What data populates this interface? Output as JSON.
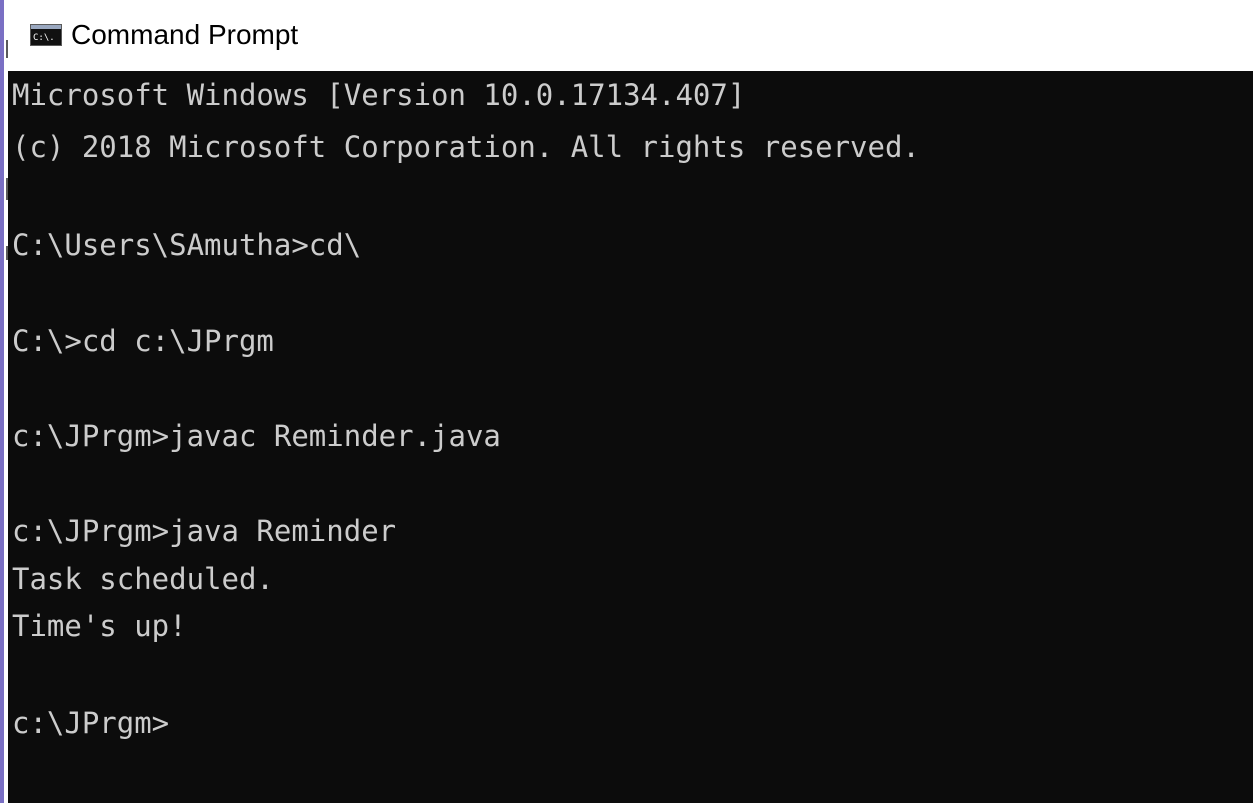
{
  "window": {
    "title": "Command Prompt",
    "icon": "command-prompt-icon",
    "icon_text": "C:\\."
  },
  "console": {
    "background": "#0c0c0c",
    "foreground": "#cccccc",
    "lines": [
      "Microsoft Windows [Version 10.0.17134.407]",
      "(c) 2018 Microsoft Corporation. All rights reserved.",
      "C:\\Users\\SAmutha>cd\\",
      "C:\\>cd c:\\JPrgm",
      "c:\\JPrgm>javac Reminder.java",
      "c:\\JPrgm>java Reminder",
      "Task scheduled.",
      "Time's up!",
      "c:\\JPrgm>"
    ]
  }
}
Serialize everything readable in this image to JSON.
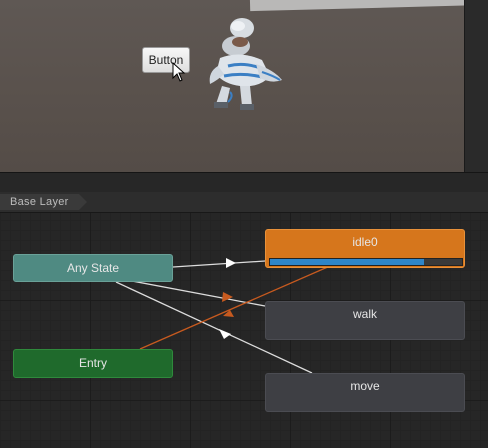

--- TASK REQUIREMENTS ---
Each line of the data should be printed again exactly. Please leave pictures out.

--- YOUR RESPONSE ---
What data populates this interface? Output as JSON.
{
  "window": {
    "title": "Command Prompt",
    "icon": "command-prompt-icon",
    "icon_text": "C:\\."
  },
  "console": {
    "background": "#0c0c0c",
    "foreground": "#cccccc",
    "lines": [
      "Microsoft Windows [Version 10.0.17134.407]",
      "(c) 2018 Microsoft Corporation. All rights reserved.",
      "C:\\Users\\SAmutha>cd\\",
      "C:\\>cd c:\\JPrgm",
      "c:\\JPrgm>javac Reminder.java",
      "c:\\JPrgm>java Reminder",
      "Task scheduled.",
      "Time's up!",
      "c:\\JPrgm>"
    ]
  }
}
Serialize everything readable in this image to JSON.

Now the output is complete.